Students bring water, but not for the plants

By Lindsay Carroll
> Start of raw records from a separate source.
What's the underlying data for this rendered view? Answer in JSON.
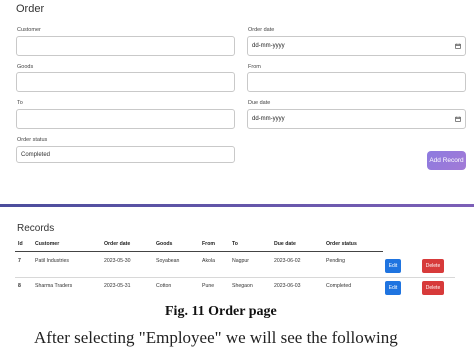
{
  "order_form": {
    "title": "Order",
    "customer": {
      "label": "Customer",
      "value": ""
    },
    "order_date": {
      "label": "Order date",
      "placeholder": "dd-mm-yyyy"
    },
    "goods": {
      "label": "Goods",
      "value": ""
    },
    "from": {
      "label": "From",
      "value": ""
    },
    "to": {
      "label": "To",
      "value": ""
    },
    "due_date": {
      "label": "Due date",
      "placeholder": "dd-mm-yyyy"
    },
    "order_status": {
      "label": "Order status",
      "value": "Completed"
    },
    "add_button": "Add Record"
  },
  "records": {
    "title": "Records",
    "columns": [
      "Id",
      "Customer",
      "Order date",
      "Goods",
      "From",
      "To",
      "Due date",
      "Order status"
    ],
    "rows": [
      {
        "id": "7",
        "customer": "Patil Industries",
        "order_date": "2023-05-30",
        "goods": "Soyabean",
        "from": "Akola",
        "to": "Nagpur",
        "due_date": "2023-06-02",
        "status": "Pending",
        "edit": "Edit",
        "delete": "Delete"
      },
      {
        "id": "8",
        "customer": "Sharma Traders",
        "order_date": "2023-05-31",
        "goods": "Cotton",
        "from": "Pune",
        "to": "Shegaon",
        "due_date": "2023-06-03",
        "status": "Completed",
        "edit": "Edit",
        "delete": "Delete"
      }
    ]
  },
  "caption": "Fig. 11 Order page",
  "body_fragment": "After selecting \"Employee\" we will see the following",
  "colors": {
    "accent_gradient_start": "#8d7be0",
    "edit": "#1f74e0",
    "delete": "#d73a3a",
    "divider": "#4b4d9c"
  }
}
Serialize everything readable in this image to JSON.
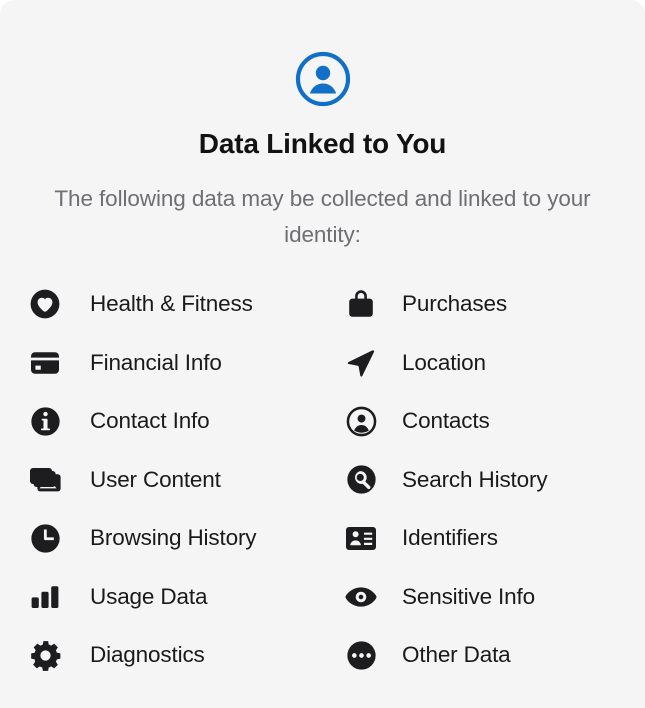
{
  "panel": {
    "header_icon": "person-circle-icon",
    "accent_color": "#1070c8",
    "title": "Data Linked to You",
    "subtitle": "The following data may be collected and linked to your identity:",
    "text_color": "#1a1a1c",
    "subtitle_color": "#6e6e73",
    "background_color": "#f5f5f5"
  },
  "left_column": [
    {
      "icon": "heart-circle-icon",
      "label": "Health & Fitness"
    },
    {
      "icon": "credit-card-icon",
      "label": "Financial Info"
    },
    {
      "icon": "info-circle-icon",
      "label": "Contact Info"
    },
    {
      "icon": "photo-stack-icon",
      "label": "User Content"
    },
    {
      "icon": "clock-icon",
      "label": "Browsing History"
    },
    {
      "icon": "bar-chart-icon",
      "label": "Usage Data"
    },
    {
      "icon": "gear-icon",
      "label": "Diagnostics"
    }
  ],
  "right_column": [
    {
      "icon": "shopping-bag-icon",
      "label": "Purchases"
    },
    {
      "icon": "location-arrow-icon",
      "label": "Location"
    },
    {
      "icon": "contacts-circle-icon",
      "label": "Contacts"
    },
    {
      "icon": "search-circle-icon",
      "label": "Search History"
    },
    {
      "icon": "id-card-icon",
      "label": "Identifiers"
    },
    {
      "icon": "eye-icon",
      "label": "Sensitive Info"
    },
    {
      "icon": "ellipsis-circle-icon",
      "label": "Other Data"
    }
  ]
}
Pitt students took a piece of Tanzania to Schenley Park. Students and community members… Pitt students took a piece of Tanzania to Schenley Park. Students and community members carried water buckets from the Cathedral of Learning to Schenley Park Sunday to raise money to bring clean water to people living in poor countries. During the second annual Water Walk for Women’s Rights, about 300 walkers imitated women and children in Tanzania and other African countries. Many women and girls travel up to four hours per day carrying heavy water buckets in rough terrain to get clean water for their families. Often, they forgo educational opportunities and risk rape or murder while traveling through areas of conflict. Eric Hartman, the executive director of Amizade, one of the event’s sponsoring nonprofit organizations, said 1.1 billion people in the world lack access to clean water. This means that 3,900 children die per day because of water-borne illnesses, he said. ‘That’s a lot of people. It’s hard to get your head around it,’ said Hartman. ‘Every single one of those people is a sister or brother, maybe a teacher or a student. They have their own aspirations.’ Walkers represented organizations such as the AmeriCorps service project Public Allies, Pitt’s Campus Women’s Organization and Student Conservation Alliance, as well as members of the community. They trekked a distance between one and two miles, from behind the Cathedral of Learning across Schenley Plaza and into Schenley Park, climbing hills and steps while carrying about 20 pounds of water. After the event, people wrote responses on laptops set up in a tent and listened to musicians Brad Yoder and Joy and Peace Ike. Amizade sponsors service-learning programs around the world in countries like Tanzania. It co-sponsored the event with Students Taking Action Now: Darfur, a campus anti-genocide group, said Amizade’s Cheryl Mrazik, who helped coordinate the event. Some of the money raised at the Water Walk will fund Amizade’s efforts to build gutter systems in homes that collect fresh rain water and drain it into tanks for the families to use. Hartman said the systems cost less than $300 to install. Last year, the walk raised enough money to build them in three Tanzanian homes and a large one at a community center. Another portion of the money will support STAND’s efforts by funding European Union forces in refugee camps that can help protect women and children when they leave the camp to fetch clean water. At press time, the groups were unsure how much money they raised, according to STAND representative Amanda Cohen. As the walkers passed the lake in Schenley Park, Public Allies volunteer Jesse Charles provided encouragement and supervised. He said that people think of clean water as an issue separate from women’s rights, but that the situation is actually about women’s empowerment. ‘When you have to travel for three hours every day, how do you have the energy to study?’ asked Charles. ‘How do go to school?’ Elsa Khwaja, a Pakistani student at Pitt’s Graduate School of Public and International Affairs who studies violence against women, said that participating in the walk felt empowering. Khwaja said the issue was especially important to her as a student of international gender issues, because, while men in those countries tend to concentrate on private issues such as receiving an education or working, the women care most about fulfilling the family’s needs. She said that in countries all over the world, the lack of clean water can cause violence. ‘Water wars will happen for years to come,’ she said. ‘You don’t think about it when you have a water bottle in your hand.’